**Exercise prompt**
This exercise calls for printing every record exactly once more.

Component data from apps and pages

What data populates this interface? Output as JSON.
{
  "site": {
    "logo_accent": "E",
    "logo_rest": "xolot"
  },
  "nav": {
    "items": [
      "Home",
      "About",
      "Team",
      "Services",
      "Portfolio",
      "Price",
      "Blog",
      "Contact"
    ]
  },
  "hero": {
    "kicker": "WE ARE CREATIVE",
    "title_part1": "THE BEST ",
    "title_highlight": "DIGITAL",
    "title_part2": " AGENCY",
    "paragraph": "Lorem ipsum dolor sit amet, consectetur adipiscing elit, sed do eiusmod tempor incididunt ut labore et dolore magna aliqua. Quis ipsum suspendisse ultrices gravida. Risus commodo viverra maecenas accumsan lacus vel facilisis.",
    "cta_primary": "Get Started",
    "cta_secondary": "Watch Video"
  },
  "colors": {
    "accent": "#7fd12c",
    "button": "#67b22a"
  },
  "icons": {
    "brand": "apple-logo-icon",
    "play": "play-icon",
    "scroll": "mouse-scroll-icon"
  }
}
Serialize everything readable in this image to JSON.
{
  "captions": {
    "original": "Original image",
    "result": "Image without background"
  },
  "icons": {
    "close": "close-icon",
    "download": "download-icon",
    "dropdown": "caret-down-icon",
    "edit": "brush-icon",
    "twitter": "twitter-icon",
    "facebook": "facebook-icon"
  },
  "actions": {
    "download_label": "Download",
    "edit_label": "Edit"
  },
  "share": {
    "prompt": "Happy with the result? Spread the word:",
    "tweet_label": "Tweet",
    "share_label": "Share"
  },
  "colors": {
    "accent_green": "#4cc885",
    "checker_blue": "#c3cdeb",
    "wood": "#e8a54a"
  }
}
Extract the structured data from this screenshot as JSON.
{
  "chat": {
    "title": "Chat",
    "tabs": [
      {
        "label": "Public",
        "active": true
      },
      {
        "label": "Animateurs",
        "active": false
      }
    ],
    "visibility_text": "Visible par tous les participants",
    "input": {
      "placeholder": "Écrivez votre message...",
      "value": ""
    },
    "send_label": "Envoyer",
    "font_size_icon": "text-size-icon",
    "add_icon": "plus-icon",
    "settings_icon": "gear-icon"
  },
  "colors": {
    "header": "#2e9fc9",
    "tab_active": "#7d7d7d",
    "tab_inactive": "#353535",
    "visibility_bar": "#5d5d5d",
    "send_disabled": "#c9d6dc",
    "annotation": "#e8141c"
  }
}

**Written response**
What data populates this interface? Output as JSON.
{
  "site": {
    "logo_accent": "E",
    "logo_rest": "xolot"
  },
  "nav": {
    "items": [
      "Home",
      "About",
      "Team",
      "Services",
      "Portfolio",
      "Price",
      "Blog",
      "Contact"
    ]
  },
  "hero": {
    "kicker": "WE ARE CREATIVE",
    "title_part1": "THE BEST ",
    "title_highlight": "DIGITAL",
    "title_part2": " AGENCY",
    "paragraph": "Lorem ipsum dolor sit amet, consectetur adipiscing elit, sed do eiusmod tempor incididunt ut labore et dolore magna aliqua. Quis ipsum suspendisse ultrices gravida. Risus commodo viverra maecenas accumsan lacus vel facilisis.",
    "cta_primary": "Get Started",
    "cta_secondary": "Watch Video"
  },
  "colors": {
    "accent": "#7fd12c",
    "button": "#67b22a"
  },
  "icons": {
    "brand": "apple-logo-icon",
    "play": "play-icon",
    "scroll": "mouse-scroll-icon"
  }
}
Serialize everything readable in this image to JSON.
{
  "captions": {
    "original": "Original image",
    "result": "Image without background"
  },
  "icons": {
    "close": "close-icon",
    "download": "download-icon",
    "dropdown": "caret-down-icon",
    "edit": "brush-icon",
    "twitter": "twitter-icon",
    "facebook": "facebook-icon"
  },
  "actions": {
    "download_label": "Download",
    "edit_label": "Edit"
  },
  "share": {
    "prompt": "Happy with the result? Spread the word:",
    "tweet_label": "Tweet",
    "share_label": "Share"
  },
  "colors": {
    "accent_green": "#4cc885",
    "checker_blue": "#c3cdeb",
    "wood": "#e8a54a"
  }
}
Extract the structured data from this screenshot as JSON.
{
  "chat": {
    "title": "Chat",
    "tabs": [
      {
        "label": "Public",
        "active": true
      },
      {
        "label": "Animateurs",
        "active": false
      }
    ],
    "visibility_text": "Visible par tous les participants",
    "input": {
      "placeholder": "Écrivez votre message...",
      "value": ""
    },
    "send_label": "Envoyer",
    "font_size_icon": "text-size-icon",
    "add_icon": "plus-icon",
    "settings_icon": "gear-icon"
  },
  "colors": {
    "header": "#2e9fc9",
    "tab_active": "#7d7d7d",
    "tab_inactive": "#353535",
    "visibility_bar": "#5d5d5d",
    "send_disabled": "#c9d6dc",
    "annotation": "#e8141c"
  }
}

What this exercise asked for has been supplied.